Much of Iowa and parts of several other states suffered outages Monday as straight-line winds toppled trees, snapped poles and downed power lines. The storm known as a derecho had winds of up to 112 mph near Cedar Rapids, as powerful as a hurricane, as it tore from eastern Nebraska across Iowa and into Wisconsin, Illinois and Indiana.
The derecho produced seven tornadoes in the Chicago metropolitan area, including an EF-1 tornado with 110 mph winds that hit the Rogers Park neighborhood on the city’s north side before moving onto Lake Michigan as a waterspout, the National Weather Service said.
That storm left damage along a 3-mile-long (4.8-kilometer-long) path before reaching the lake and was the first tornado of at least EF-1 strength to strike Chicago since a May 29, 1983, storm, the weather service said.
Another EF-1 tornado that swept through Wheaton, Illinois, knocked over the iconic white steeple atop College Church in the Chicago suburb that is the DuPage County seat.
The weather service also confirmed two tornadoes in southern Wisconsin and two in northern Indiana, including an EF-1 that swept the rural community of Wakarusa, about 25 miles (40 kilometers) southeast of South Bend, leaving behind smashed grain bins, damaged barns and farmhouses.
Crews throughout the region have been working around the clock to restore electricity, but they've been hindered by large trees that are blocking many roads and sitting on top of power lines. Those trees must be removed before power can be restored.
Iowa's three largest metropolitan areas of Des Moines, Cedar Rapids and Davenport still had widespread outages as of Wednesday morning.
Alliant Energy said about 176,000 of its customers are without power, about half of which are in the Cedar Rapids area. MidAmerican Energy said about 139,000 of its Iowa and Illinois customers remain without power, half them in the Des Moines area.
As of late Wednesday morning, ComEd reported that about 200,000 of its Chicago-area customers remained without power. Northern Indiana Public Service Co. reported about 18,500 of its Indiana customers were still in the dark.
Mediacom said Wednesday that it has restored internet service to about half of the 340,000 customers that were offline a day earlier in Iowa, Illinois and Indiana. But many others may be without service until their power is restored, a process that could still take multiple days in places.

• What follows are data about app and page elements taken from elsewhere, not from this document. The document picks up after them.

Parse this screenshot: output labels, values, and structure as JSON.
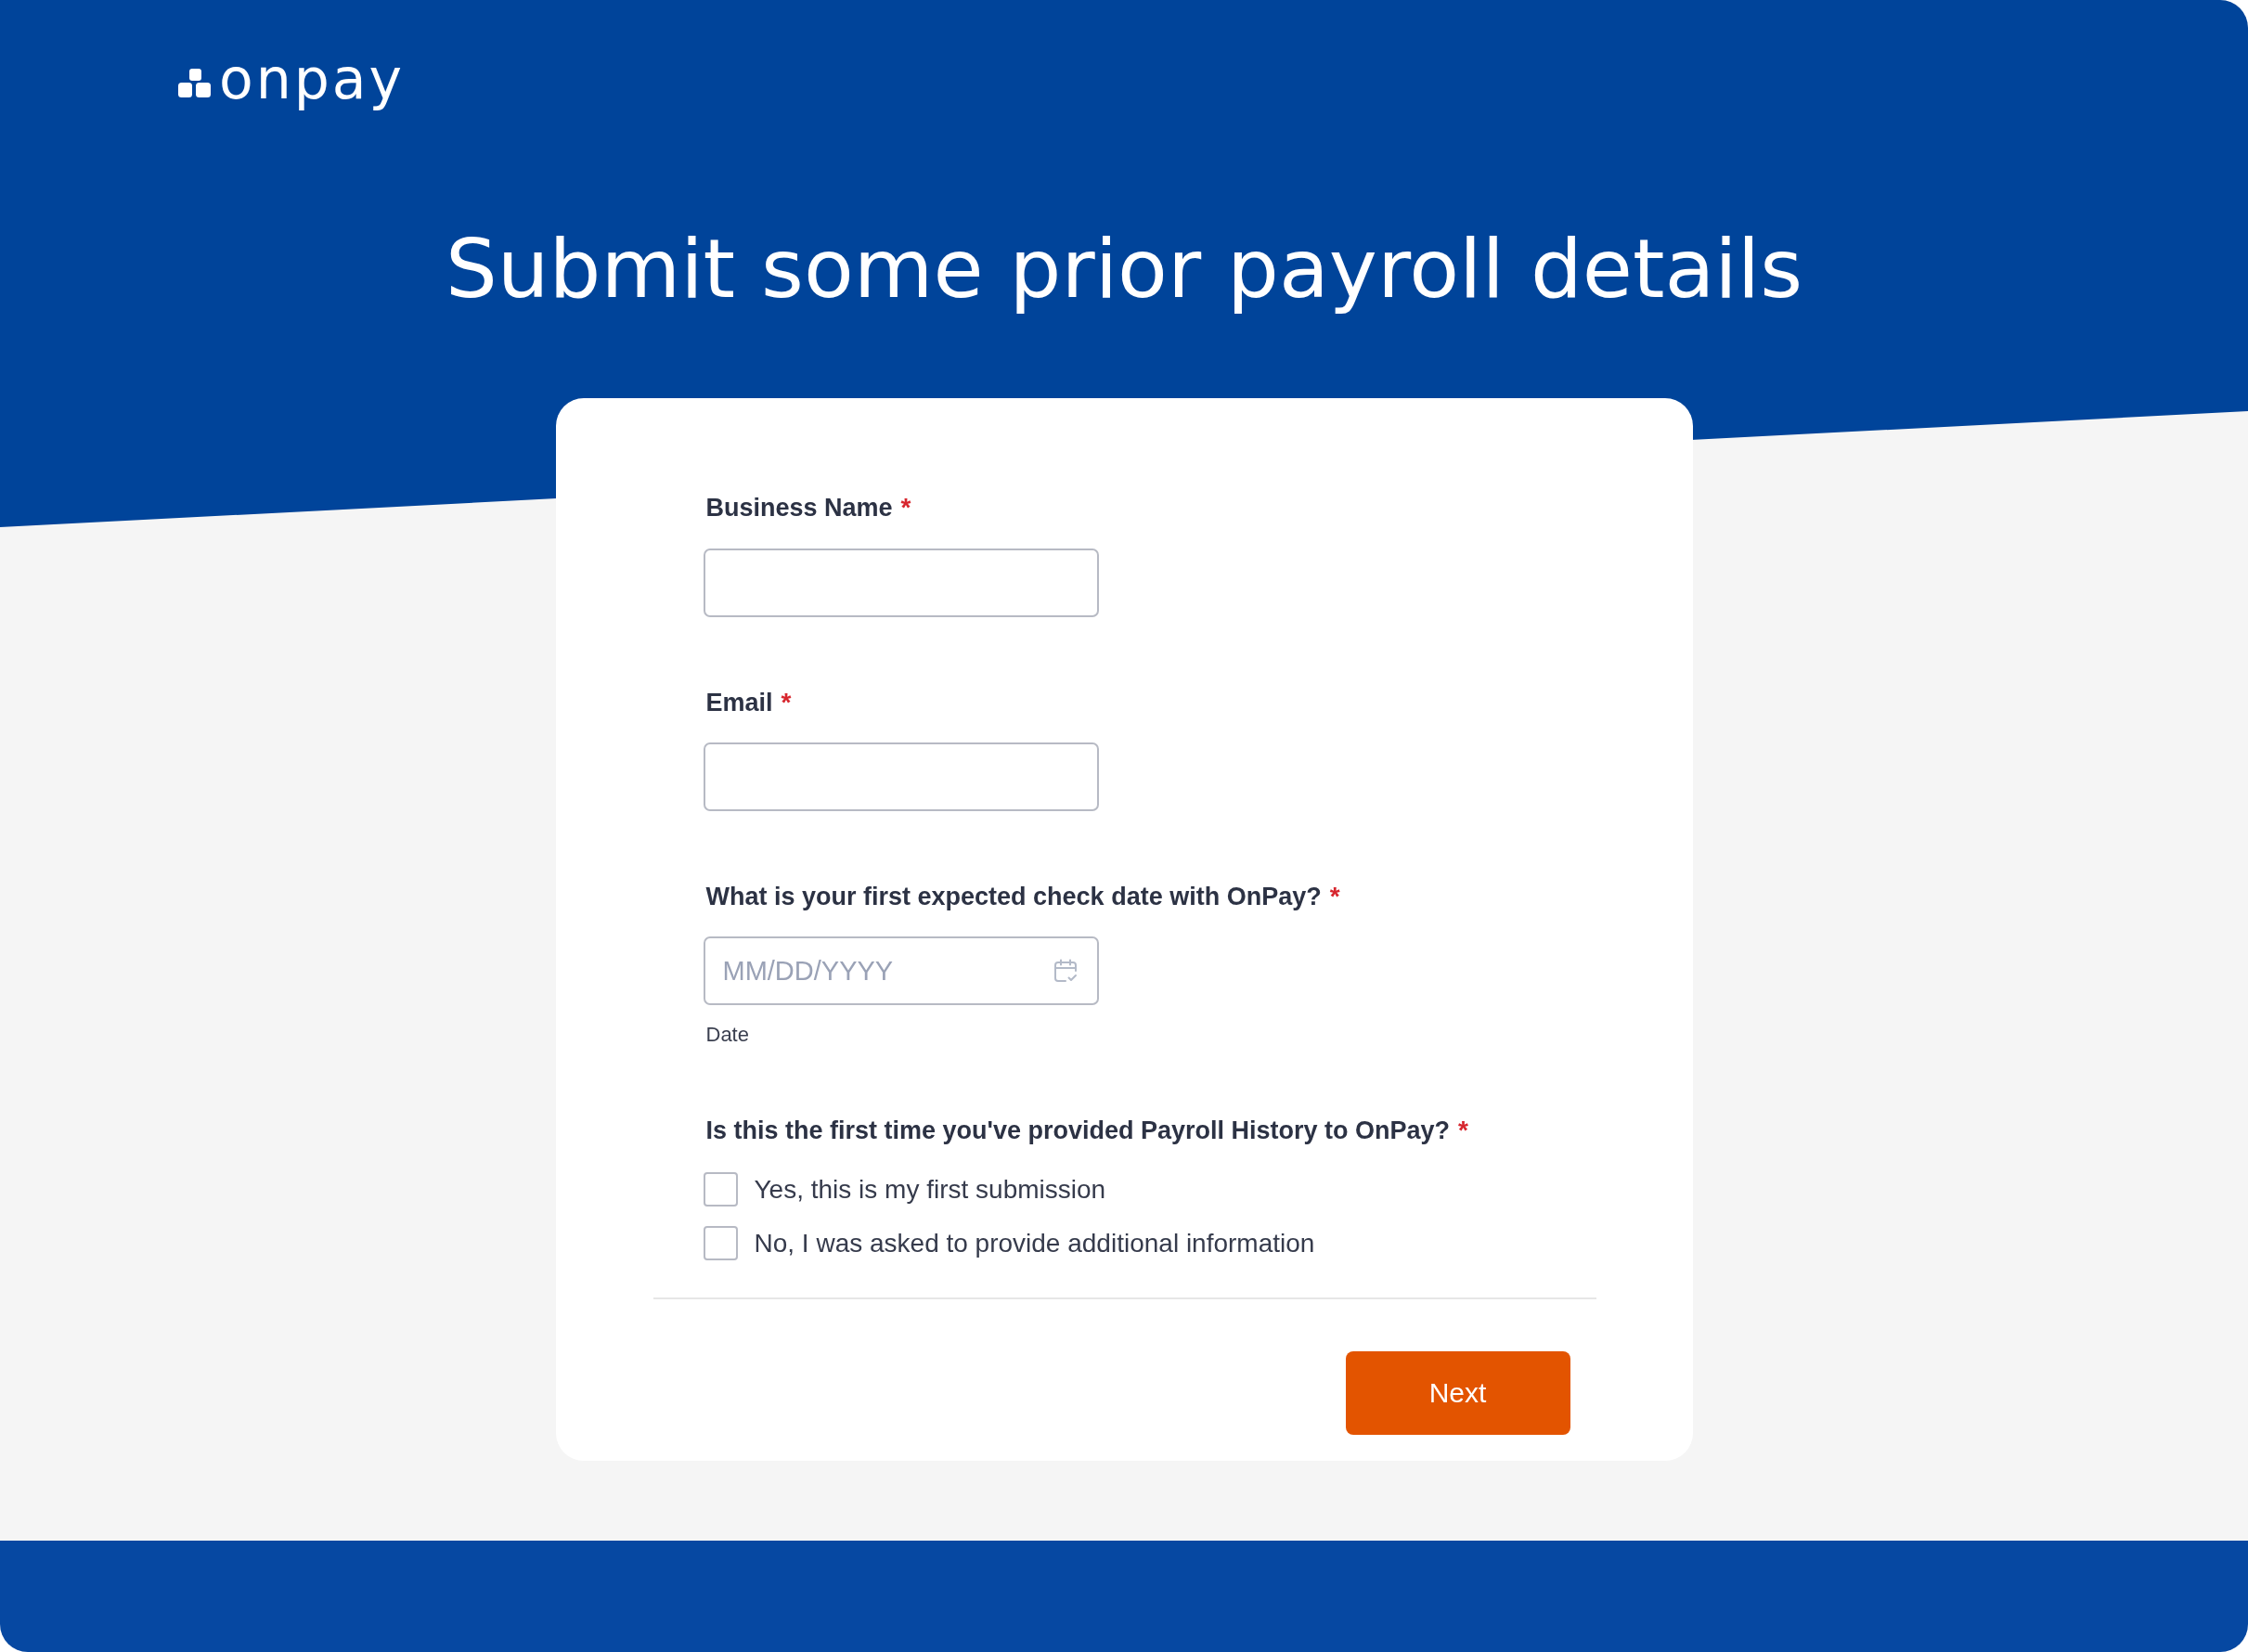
{
  "logo": {
    "text": "onpay"
  },
  "title": "Submit some prior payroll details",
  "form": {
    "fields": [
      {
        "kind": "text",
        "label": "Business Name",
        "required_mark": "*"
      },
      {
        "kind": "text",
        "label": "Email",
        "required_mark": "*"
      },
      {
        "kind": "date",
        "label": "What is your first expected check date with OnPay?",
        "required_mark": "*",
        "placeholder": "MM/DD/YYYY",
        "helper": "Date"
      },
      {
        "kind": "checkboxes",
        "label": "Is this the first time you've provided Payroll History to OnPay?",
        "required_mark": "*",
        "options": [
          {
            "label": "Yes, this is my first submission",
            "checked": false
          },
          {
            "label": "No, I was asked to provide additional information",
            "checked": false
          }
        ]
      }
    ],
    "submit": "Next"
  }
}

The storm caused extensive crop damage in the nation's No. 1 corn producing state as it tore across Iowa's center from west to east.
Iowa Secretary of Agriculture Mike Naig said Tuesday that about 10 million acres of Iowa’s nearly 31 million acres of agriculture land sustained damage. About 24 million acres of that is land typically planted primarily in corn and soybeans.

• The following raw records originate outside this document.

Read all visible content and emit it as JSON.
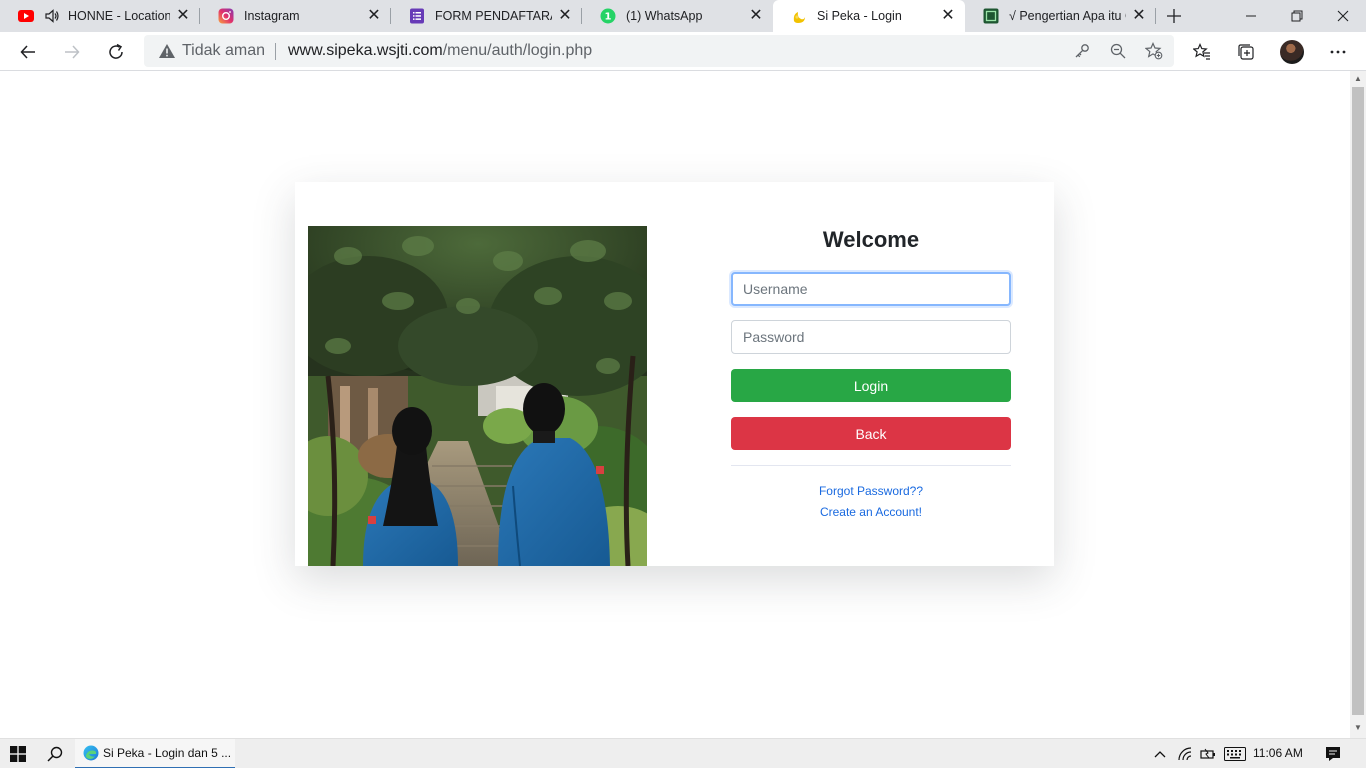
{
  "browser": {
    "tabs": [
      {
        "title": "HONNE - Location",
        "icon": "youtube-icon"
      },
      {
        "title": "Instagram",
        "icon": "instagram-icon"
      },
      {
        "title": "FORM PENDAFTARAN |",
        "icon": "google-forms-icon"
      },
      {
        "title": "(1) WhatsApp",
        "icon": "whatsapp-icon"
      },
      {
        "title": "Si Peka - Login",
        "icon": "site-favicon-icon"
      },
      {
        "title": "√ Pengertian Apa itu GU",
        "icon": "green-square-icon"
      }
    ],
    "active_tab": "Si Peka - Login",
    "security_label": "Tidak aman",
    "url_host": "www.sipeka.wsjti.com",
    "url_path": "/menu/auth/login.php"
  },
  "login": {
    "heading": "Welcome",
    "username_placeholder": "Username",
    "password_placeholder": "Password",
    "login_label": "Login",
    "back_label": "Back",
    "forgot_label": "Forgot Password??",
    "create_label": "Create an Account!"
  },
  "taskbar": {
    "app_title": "Si Peka - Login dan 5 ...",
    "clock": "11:06 AM"
  },
  "colors": {
    "login_button": "#28a745",
    "back_button": "#dc3545",
    "link": "#1a6ae0"
  }
}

In addition, tens of millions of bushels of grain that were stored at co-ops and on farms were damaged or destroyed as bins blew away.
The only known death in Iowa was a 63-year-old bicyclist who was hit by one of several large trees that fell on a bike path outside of Cedar Rapids. In Fort Wayne, Indiana, the storm killed a 73-year-old woman who was found clutching a young boy in her storm-battered mobile home.

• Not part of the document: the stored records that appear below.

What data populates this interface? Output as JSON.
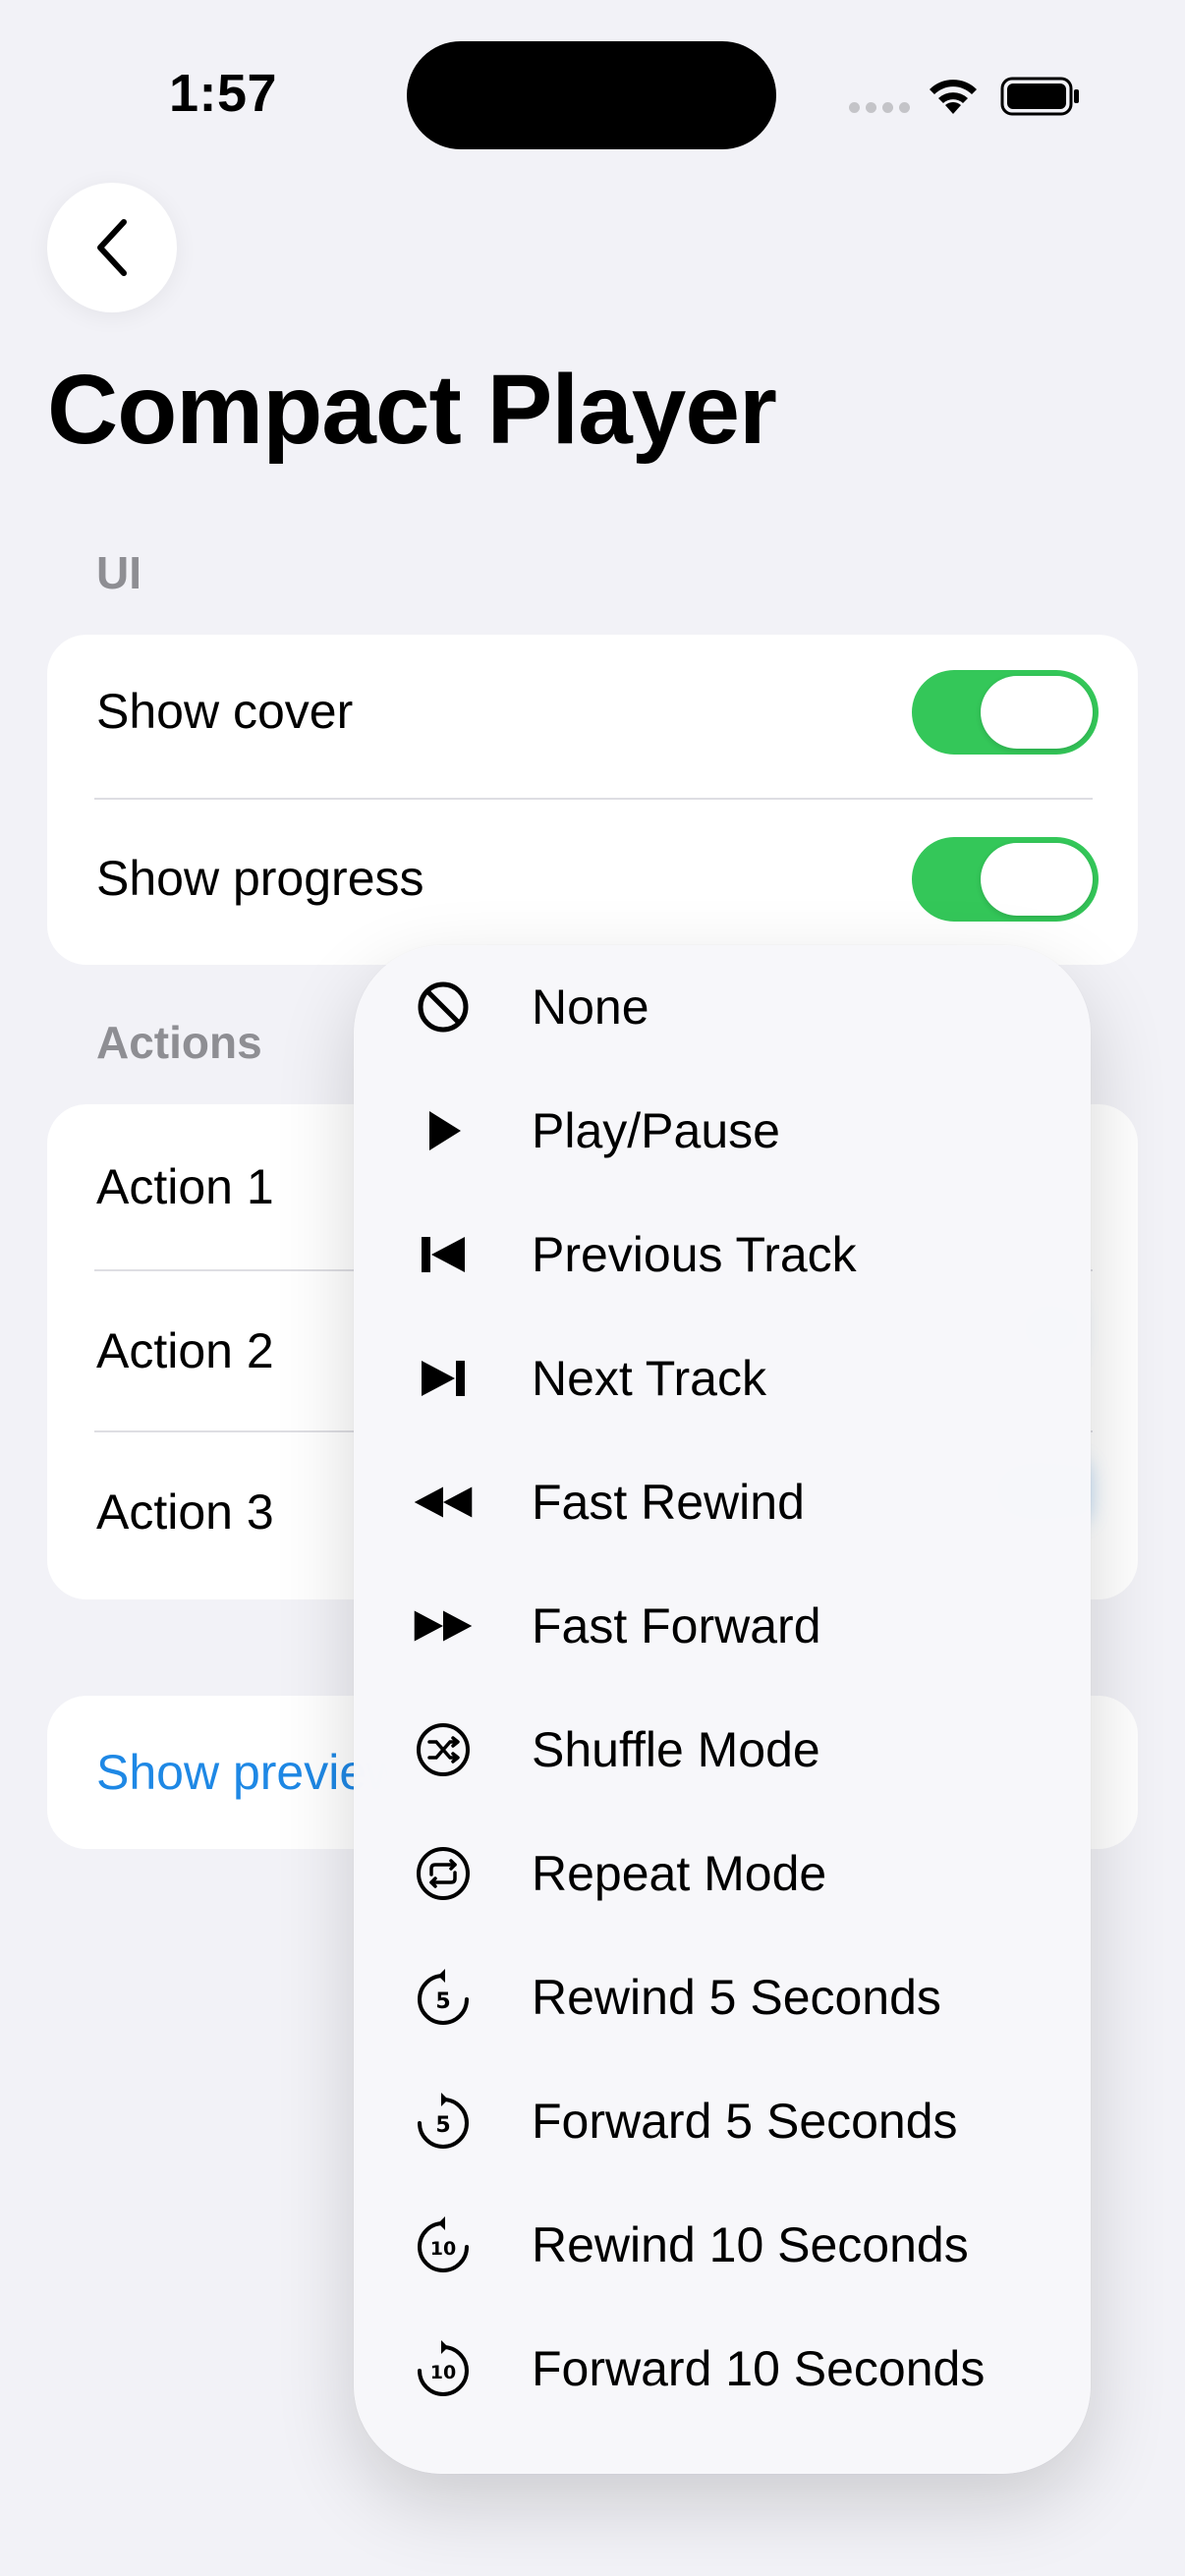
{
  "status_bar": {
    "time": "1:57"
  },
  "page": {
    "title": "Compact Player"
  },
  "ui_section": {
    "header": "UI",
    "rows": [
      {
        "label": "Show cover",
        "on": true
      },
      {
        "label": "Show progress",
        "on": true
      }
    ]
  },
  "actions_section": {
    "header": "Actions",
    "rows": [
      {
        "label": "Action 1"
      },
      {
        "label": "Action 2"
      },
      {
        "label": "Action 3"
      }
    ]
  },
  "preview": {
    "label": "Show preview"
  },
  "menu": {
    "items": [
      {
        "label": "None",
        "icon": "prohibited-icon"
      },
      {
        "label": "Play/Pause",
        "icon": "play-icon"
      },
      {
        "label": "Previous Track",
        "icon": "previous-track-icon"
      },
      {
        "label": "Next Track",
        "icon": "next-track-icon"
      },
      {
        "label": "Fast Rewind",
        "icon": "rewind-icon"
      },
      {
        "label": "Fast Forward",
        "icon": "fast-forward-icon"
      },
      {
        "label": "Shuffle Mode",
        "icon": "shuffle-icon"
      },
      {
        "label": "Repeat Mode",
        "icon": "repeat-icon"
      },
      {
        "label": "Rewind 5 Seconds",
        "icon": "rewind-5-icon"
      },
      {
        "label": "Forward 5 Seconds",
        "icon": "forward-5-icon"
      },
      {
        "label": "Rewind 10 Seconds",
        "icon": "rewind-10-icon"
      },
      {
        "label": "Forward 10 Seconds",
        "icon": "forward-10-icon"
      }
    ]
  },
  "colors": {
    "accent": "#1E88E5",
    "toggle_on": "#34C759",
    "background": "#F2F2F7"
  }
}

Many businesses, including banks, restaurants and a major corn processing plant in Cedar Rapids, remained closed Wednesday due to power outages.
The Cedar Rapids school district reported that over 20 of its buildings had roof and other structural damage, ranging from minor to significant, and that it was considering pushing back this month’s start date.
State Sen. Liz Mathis said she took cover in the basement of her suburban Cedar Rapids home Monday as the storm battered her neighborhood for 45 minutes. She said pictures fell of the wall, water seeped in through windows and she worried the glass would blow in and hurt her.
Mathis said the devastation is widespread across her district, and the “tree damage is unreal.” People are waiting an hour or longer at gas stations to fill up their vehicles and get fuel for chain saws, as some are closed or have run out of gas, she said.
Residents are clearing out their refrigerators and freezers after their food has spoiled. A local utility official told Mathis on Wednesday that it could be a week before everyone’s power is restored.
“The cities are going to look much different without the trees and it’s going to take a while to recover from this,” she said.
Associated Press reporter Dave Pitt contributed from Des Moines.